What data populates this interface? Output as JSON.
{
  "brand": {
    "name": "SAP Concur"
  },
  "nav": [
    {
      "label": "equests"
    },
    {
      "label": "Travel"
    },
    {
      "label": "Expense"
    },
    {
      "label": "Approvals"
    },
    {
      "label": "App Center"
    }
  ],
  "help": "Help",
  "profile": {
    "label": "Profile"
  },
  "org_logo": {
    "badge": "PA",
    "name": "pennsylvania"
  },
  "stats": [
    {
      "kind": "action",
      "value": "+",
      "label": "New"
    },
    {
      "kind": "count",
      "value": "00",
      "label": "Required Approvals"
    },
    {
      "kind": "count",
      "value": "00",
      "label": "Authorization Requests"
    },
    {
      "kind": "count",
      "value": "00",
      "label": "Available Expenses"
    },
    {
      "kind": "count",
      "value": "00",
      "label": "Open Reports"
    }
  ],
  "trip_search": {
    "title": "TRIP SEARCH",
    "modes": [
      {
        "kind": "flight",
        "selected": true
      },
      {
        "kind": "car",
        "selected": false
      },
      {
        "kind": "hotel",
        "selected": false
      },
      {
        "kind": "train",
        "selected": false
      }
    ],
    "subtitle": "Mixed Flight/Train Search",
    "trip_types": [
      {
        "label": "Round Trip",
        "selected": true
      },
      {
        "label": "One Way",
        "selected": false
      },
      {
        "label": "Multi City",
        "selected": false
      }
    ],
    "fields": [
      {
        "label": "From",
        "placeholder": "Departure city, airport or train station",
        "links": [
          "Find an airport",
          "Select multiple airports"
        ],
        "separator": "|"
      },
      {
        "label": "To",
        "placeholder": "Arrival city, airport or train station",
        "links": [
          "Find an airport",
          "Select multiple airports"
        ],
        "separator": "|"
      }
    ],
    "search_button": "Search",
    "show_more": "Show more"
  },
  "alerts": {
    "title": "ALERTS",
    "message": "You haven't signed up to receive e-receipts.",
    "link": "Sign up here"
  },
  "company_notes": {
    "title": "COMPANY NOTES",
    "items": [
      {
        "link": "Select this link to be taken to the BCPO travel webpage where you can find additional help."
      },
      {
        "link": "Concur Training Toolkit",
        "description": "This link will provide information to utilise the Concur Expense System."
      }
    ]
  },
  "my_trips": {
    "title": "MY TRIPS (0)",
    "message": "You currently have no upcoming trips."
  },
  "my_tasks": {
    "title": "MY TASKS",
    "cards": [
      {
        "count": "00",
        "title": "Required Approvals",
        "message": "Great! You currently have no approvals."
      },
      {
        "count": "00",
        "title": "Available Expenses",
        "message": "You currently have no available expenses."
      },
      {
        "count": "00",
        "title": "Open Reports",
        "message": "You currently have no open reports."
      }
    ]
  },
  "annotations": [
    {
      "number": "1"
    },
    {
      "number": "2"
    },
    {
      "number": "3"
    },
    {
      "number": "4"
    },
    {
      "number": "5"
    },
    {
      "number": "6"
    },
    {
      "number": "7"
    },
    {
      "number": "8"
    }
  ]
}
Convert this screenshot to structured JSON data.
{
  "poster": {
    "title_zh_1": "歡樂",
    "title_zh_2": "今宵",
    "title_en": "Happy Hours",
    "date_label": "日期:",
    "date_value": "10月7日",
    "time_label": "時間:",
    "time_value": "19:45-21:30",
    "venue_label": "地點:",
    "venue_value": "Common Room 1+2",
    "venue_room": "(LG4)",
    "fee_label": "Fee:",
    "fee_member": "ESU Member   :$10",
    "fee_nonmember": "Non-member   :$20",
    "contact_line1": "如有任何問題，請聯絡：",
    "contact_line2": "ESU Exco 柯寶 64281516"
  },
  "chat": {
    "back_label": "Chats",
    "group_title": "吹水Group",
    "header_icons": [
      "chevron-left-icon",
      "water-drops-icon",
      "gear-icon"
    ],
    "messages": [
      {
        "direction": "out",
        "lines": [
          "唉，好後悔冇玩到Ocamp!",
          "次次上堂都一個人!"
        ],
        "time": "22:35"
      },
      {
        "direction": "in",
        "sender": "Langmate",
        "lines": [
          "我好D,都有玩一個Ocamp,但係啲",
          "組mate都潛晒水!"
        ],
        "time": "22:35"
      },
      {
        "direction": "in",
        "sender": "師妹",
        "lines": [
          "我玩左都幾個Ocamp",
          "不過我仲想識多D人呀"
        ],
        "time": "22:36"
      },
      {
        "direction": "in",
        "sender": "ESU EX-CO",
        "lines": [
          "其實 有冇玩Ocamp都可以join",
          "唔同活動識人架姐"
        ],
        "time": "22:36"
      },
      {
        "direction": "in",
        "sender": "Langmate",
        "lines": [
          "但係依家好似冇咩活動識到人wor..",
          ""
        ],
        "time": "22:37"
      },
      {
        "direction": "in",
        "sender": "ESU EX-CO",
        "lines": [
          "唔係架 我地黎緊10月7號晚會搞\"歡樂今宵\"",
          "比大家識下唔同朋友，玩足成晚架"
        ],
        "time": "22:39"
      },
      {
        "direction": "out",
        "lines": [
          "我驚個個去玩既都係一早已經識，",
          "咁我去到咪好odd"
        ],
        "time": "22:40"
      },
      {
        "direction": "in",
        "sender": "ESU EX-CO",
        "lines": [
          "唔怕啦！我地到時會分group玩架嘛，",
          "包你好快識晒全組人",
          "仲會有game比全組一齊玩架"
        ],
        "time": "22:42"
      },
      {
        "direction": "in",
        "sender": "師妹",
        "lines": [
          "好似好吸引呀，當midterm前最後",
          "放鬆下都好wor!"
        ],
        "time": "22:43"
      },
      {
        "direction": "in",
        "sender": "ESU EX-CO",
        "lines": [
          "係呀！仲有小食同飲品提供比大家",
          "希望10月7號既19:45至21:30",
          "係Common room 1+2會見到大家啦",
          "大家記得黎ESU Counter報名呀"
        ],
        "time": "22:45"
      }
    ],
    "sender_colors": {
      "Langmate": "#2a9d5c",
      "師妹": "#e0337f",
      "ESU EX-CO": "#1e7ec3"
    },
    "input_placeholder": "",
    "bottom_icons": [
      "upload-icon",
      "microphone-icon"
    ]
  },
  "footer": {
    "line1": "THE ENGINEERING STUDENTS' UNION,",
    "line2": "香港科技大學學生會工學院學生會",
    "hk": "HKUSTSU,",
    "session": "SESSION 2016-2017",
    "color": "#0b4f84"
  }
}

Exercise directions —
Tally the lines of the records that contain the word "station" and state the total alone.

Result of this task —
2